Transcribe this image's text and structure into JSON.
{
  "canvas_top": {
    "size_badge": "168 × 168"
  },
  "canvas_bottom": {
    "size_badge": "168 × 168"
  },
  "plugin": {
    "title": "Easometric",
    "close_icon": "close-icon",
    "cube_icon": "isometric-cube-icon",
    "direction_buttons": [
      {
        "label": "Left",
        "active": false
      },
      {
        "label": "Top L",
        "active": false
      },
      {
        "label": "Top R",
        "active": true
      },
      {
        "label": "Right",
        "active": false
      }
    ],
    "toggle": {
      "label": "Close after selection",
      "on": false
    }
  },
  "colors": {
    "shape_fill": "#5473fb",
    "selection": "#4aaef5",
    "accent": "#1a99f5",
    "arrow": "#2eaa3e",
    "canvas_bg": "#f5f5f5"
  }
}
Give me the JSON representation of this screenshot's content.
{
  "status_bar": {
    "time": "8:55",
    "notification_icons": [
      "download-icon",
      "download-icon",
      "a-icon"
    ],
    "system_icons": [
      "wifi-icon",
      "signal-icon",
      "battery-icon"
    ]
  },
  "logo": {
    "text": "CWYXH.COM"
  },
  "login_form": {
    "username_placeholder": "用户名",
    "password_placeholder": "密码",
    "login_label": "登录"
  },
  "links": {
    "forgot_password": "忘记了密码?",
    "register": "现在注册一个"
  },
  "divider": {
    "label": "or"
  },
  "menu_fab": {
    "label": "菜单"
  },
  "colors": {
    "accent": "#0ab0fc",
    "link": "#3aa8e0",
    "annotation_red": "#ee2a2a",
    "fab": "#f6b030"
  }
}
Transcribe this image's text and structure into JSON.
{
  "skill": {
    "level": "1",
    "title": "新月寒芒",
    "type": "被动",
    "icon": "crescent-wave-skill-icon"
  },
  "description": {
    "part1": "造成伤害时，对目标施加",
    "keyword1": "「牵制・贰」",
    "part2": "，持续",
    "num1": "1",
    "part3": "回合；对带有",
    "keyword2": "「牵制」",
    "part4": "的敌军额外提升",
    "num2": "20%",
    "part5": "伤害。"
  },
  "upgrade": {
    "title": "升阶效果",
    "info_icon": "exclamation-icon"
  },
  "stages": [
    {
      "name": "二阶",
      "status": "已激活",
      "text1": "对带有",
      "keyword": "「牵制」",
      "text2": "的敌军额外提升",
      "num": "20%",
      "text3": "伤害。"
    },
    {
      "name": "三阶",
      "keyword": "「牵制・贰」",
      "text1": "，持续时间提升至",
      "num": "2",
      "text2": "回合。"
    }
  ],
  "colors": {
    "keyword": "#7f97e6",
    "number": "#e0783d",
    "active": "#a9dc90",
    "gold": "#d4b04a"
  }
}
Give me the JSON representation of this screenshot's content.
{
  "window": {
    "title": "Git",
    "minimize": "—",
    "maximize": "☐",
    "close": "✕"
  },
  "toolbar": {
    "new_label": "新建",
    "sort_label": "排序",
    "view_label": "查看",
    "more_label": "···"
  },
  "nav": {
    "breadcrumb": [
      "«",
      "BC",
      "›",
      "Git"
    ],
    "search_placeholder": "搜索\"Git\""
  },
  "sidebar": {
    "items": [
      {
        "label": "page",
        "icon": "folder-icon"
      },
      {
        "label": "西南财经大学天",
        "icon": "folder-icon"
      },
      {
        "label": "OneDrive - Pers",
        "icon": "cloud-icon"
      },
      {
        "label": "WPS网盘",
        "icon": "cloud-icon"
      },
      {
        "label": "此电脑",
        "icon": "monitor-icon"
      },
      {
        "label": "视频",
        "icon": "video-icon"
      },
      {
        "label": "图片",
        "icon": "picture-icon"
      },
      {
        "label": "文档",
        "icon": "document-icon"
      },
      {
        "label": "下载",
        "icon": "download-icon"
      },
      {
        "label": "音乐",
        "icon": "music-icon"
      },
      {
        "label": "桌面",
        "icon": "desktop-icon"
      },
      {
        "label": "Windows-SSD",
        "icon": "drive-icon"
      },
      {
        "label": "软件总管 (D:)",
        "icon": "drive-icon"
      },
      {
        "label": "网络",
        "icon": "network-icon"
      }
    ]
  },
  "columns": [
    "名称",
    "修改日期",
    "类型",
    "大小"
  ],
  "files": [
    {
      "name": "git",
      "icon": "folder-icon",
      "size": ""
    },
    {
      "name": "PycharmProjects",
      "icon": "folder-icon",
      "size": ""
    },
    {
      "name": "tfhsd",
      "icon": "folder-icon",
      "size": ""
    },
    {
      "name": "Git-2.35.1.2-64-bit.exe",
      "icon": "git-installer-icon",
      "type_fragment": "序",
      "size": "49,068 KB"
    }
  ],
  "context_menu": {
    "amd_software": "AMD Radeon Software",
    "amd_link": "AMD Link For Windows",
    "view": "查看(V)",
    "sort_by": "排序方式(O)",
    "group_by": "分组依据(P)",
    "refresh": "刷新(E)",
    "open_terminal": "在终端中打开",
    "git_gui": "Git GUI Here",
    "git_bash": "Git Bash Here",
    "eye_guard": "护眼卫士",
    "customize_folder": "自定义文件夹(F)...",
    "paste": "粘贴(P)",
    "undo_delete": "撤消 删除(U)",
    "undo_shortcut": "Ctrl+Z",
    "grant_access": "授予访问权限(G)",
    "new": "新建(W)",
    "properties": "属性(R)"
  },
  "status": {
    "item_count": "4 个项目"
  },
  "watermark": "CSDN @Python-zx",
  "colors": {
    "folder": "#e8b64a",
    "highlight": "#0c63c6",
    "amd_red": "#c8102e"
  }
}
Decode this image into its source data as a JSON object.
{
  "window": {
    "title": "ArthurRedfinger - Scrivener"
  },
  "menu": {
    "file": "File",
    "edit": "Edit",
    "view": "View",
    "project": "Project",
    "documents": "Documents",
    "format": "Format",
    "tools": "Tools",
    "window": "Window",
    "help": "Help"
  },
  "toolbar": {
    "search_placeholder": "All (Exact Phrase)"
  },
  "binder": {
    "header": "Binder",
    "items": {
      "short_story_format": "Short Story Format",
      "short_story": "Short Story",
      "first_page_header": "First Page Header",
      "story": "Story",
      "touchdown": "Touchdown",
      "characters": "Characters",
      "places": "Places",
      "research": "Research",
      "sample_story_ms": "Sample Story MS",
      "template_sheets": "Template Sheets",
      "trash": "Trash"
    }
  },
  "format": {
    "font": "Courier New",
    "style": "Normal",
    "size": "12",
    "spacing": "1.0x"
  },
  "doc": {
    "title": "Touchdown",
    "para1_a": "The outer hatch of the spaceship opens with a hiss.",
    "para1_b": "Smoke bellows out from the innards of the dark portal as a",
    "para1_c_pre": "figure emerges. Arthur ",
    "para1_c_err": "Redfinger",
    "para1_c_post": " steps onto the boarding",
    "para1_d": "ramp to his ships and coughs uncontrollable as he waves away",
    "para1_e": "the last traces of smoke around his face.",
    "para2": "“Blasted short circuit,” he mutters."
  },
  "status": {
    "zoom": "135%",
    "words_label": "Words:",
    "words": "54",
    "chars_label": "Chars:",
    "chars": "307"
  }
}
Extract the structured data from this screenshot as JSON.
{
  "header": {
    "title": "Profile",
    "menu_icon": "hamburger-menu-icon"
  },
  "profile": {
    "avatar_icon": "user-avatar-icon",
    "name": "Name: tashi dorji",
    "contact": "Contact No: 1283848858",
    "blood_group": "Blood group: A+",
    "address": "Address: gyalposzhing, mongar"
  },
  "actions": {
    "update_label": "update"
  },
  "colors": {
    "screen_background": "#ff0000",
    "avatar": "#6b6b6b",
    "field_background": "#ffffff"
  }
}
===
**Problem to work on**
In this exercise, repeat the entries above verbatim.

**Solution to this exercise**
Transcribe this image's text and structure into JSON.
{
  "canvas_top": {
    "size_badge": "168 × 168"
  },
  "canvas_bottom": {
    "size_badge": "168 × 168"
  },
  "plugin": {
    "title": "Easometric",
    "close_icon": "close-icon",
    "cube_icon": "isometric-cube-icon",
    "direction_buttons": [
      {
        "label": "Left",
        "active": false
      },
      {
        "label": "Top L",
        "active": false
      },
      {
        "label": "Top R",
        "active": true
      },
      {
        "label": "Right",
        "active": false
      }
    ],
    "toggle": {
      "label": "Close after selection",
      "on": false
    }
  },
  "colors": {
    "shape_fill": "#5473fb",
    "selection": "#4aaef5",
    "accent": "#1a99f5",
    "arrow": "#2eaa3e",
    "canvas_bg": "#f5f5f5"
  }
}
Give me the JSON representation of this screenshot's content.
{
  "status_bar": {
    "time": "8:55",
    "notification_icons": [
      "download-icon",
      "download-icon",
      "a-icon"
    ],
    "system_icons": [
      "wifi-icon",
      "signal-icon",
      "battery-icon"
    ]
  },
  "logo": {
    "text": "CWYXH.COM"
  },
  "login_form": {
    "username_placeholder": "用户名",
    "password_placeholder": "密码",
    "login_label": "登录"
  },
  "links": {
    "forgot_password": "忘记了密码?",
    "register": "现在注册一个"
  },
  "divider": {
    "label": "or"
  },
  "menu_fab": {
    "label": "菜单"
  },
  "colors": {
    "accent": "#0ab0fc",
    "link": "#3aa8e0",
    "annotation_red": "#ee2a2a",
    "fab": "#f6b030"
  }
}
Transcribe this image's text and structure into JSON.
{
  "skill": {
    "level": "1",
    "title": "新月寒芒",
    "type": "被动",
    "icon": "crescent-wave-skill-icon"
  },
  "description": {
    "part1": "造成伤害时，对目标施加",
    "keyword1": "「牵制・贰」",
    "part2": "，持续",
    "num1": "1",
    "part3": "回合；对带有",
    "keyword2": "「牵制」",
    "part4": "的敌军额外提升",
    "num2": "20%",
    "part5": "伤害。"
  },
  "upgrade": {
    "title": "升阶效果",
    "info_icon": "exclamation-icon"
  },
  "stages": [
    {
      "name": "二阶",
      "status": "已激活",
      "text1": "对带有",
      "keyword": "「牵制」",
      "text2": "的敌军额外提升",
      "num": "20%",
      "text3": "伤害。"
    },
    {
      "name": "三阶",
      "keyword": "「牵制・贰」",
      "text1": "，持续时间提升至",
      "num": "2",
      "text2": "回合。"
    }
  ],
  "colors": {
    "keyword": "#7f97e6",
    "number": "#e0783d",
    "active": "#a9dc90",
    "gold": "#d4b04a"
  }
}
Give me the JSON representation of this screenshot's content.
{
  "window": {
    "title": "Git",
    "minimize": "—",
    "maximize": "☐",
    "close": "✕"
  },
  "toolbar": {
    "new_label": "新建",
    "sort_label": "排序",
    "view_label": "查看",
    "more_label": "···"
  },
  "nav": {
    "breadcrumb": [
      "«",
      "BC",
      "›",
      "Git"
    ],
    "search_placeholder": "搜索\"Git\""
  },
  "sidebar": {
    "items": [
      {
        "label": "page",
        "icon": "folder-icon"
      },
      {
        "label": "西南财经大学天",
        "icon": "folder-icon"
      },
      {
        "label": "OneDrive - Pers",
        "icon": "cloud-icon"
      },
      {
        "label": "WPS网盘",
        "icon": "cloud-icon"
      },
      {
        "label": "此电脑",
        "icon": "monitor-icon"
      },
      {
        "label": "视频",
        "icon": "video-icon"
      },
      {
        "label": "图片",
        "icon": "picture-icon"
      },
      {
        "label": "文档",
        "icon": "document-icon"
      },
      {
        "label": "下载",
        "icon": "download-icon"
      },
      {
        "label": "音乐",
        "icon": "music-icon"
      },
      {
        "label": "桌面",
        "icon": "desktop-icon"
      },
      {
        "label": "Windows-SSD",
        "icon": "drive-icon"
      },
      {
        "label": "软件总管 (D:)",
        "icon": "drive-icon"
      },
      {
        "label": "网络",
        "icon": "network-icon"
      }
    ]
  },
  "columns": [
    "名称",
    "修改日期",
    "类型",
    "大小"
  ],
  "files": [
    {
      "name": "git",
      "icon": "folder-icon",
      "size": ""
    },
    {
      "name": "PycharmProjects",
      "icon": "folder-icon",
      "size": ""
    },
    {
      "name": "tfhsd",
      "icon": "folder-icon",
      "size": ""
    },
    {
      "name": "Git-2.35.1.2-64-bit.exe",
      "icon": "git-installer-icon",
      "type_fragment": "序",
      "size": "49,068 KB"
    }
  ],
  "context_menu": {
    "amd_software": "AMD Radeon Software",
    "amd_link": "AMD Link For Windows",
    "view": "查看(V)",
    "sort_by": "排序方式(O)",
    "group_by": "分组依据(P)",
    "refresh": "刷新(E)",
    "open_terminal": "在终端中打开",
    "git_gui": "Git GUI Here",
    "git_bash": "Git Bash Here",
    "eye_guard": "护眼卫士",
    "customize_folder": "自定义文件夹(F)...",
    "paste": "粘贴(P)",
    "undo_delete": "撤消 删除(U)",
    "undo_shortcut": "Ctrl+Z",
    "grant_access": "授予访问权限(G)",
    "new": "新建(W)",
    "properties": "属性(R)"
  },
  "status": {
    "item_count": "4 个项目"
  },
  "watermark": "CSDN @Python-zx",
  "colors": {
    "folder": "#e8b64a",
    "highlight": "#0c63c6",
    "amd_red": "#c8102e"
  }
}
Decode this image into its source data as a JSON object.
{
  "window": {
    "title": "ArthurRedfinger - Scrivener"
  },
  "menu": {
    "file": "File",
    "edit": "Edit",
    "view": "View",
    "project": "Project",
    "documents": "Documents",
    "format": "Format",
    "tools": "Tools",
    "window": "Window",
    "help": "Help"
  },
  "toolbar": {
    "search_placeholder": "All (Exact Phrase)"
  },
  "binder": {
    "header": "Binder",
    "items": {
      "short_story_format": "Short Story Format",
      "short_story": "Short Story",
      "first_page_header": "First Page Header",
      "story": "Story",
      "touchdown": "Touchdown",
      "characters": "Characters",
      "places": "Places",
      "research": "Research",
      "sample_story_ms": "Sample Story MS",
      "template_sheets": "Template Sheets",
      "trash": "Trash"
    }
  },
  "format": {
    "font": "Courier New",
    "style": "Normal",
    "size": "12",
    "spacing": "1.0x"
  },
  "doc": {
    "title": "Touchdown",
    "para1_a": "The outer hatch of the spaceship opens with a hiss.",
    "para1_b": "Smoke bellows out from the innards of the dark portal as a",
    "para1_c_pre": "figure emerges. Arthur ",
    "para1_c_err": "Redfinger",
    "para1_c_post": " steps onto the boarding",
    "para1_d": "ramp to his ships and coughs uncontrollable as he waves away",
    "para1_e": "the last traces of smoke around his face.",
    "para2": "“Blasted short circuit,” he mutters."
  },
  "status": {
    "zoom": "135%",
    "words_label": "Words:",
    "words": "54",
    "chars_label": "Chars:",
    "chars": "307"
  }
}
Extract the structured data from this screenshot as JSON.
{
  "header": {
    "title": "Profile",
    "menu_icon": "hamburger-menu-icon"
  },
  "profile": {
    "avatar_icon": "user-avatar-icon",
    "name": "Name: tashi dorji",
    "contact": "Contact No: 1283848858",
    "blood_group": "Blood group: A+",
    "address": "Address: gyalposzhing, mongar"
  },
  "actions": {
    "update_label": "update"
  },
  "colors": {
    "screen_background": "#ff0000",
    "avatar": "#6b6b6b",
    "field_background": "#ffffff"
  }
}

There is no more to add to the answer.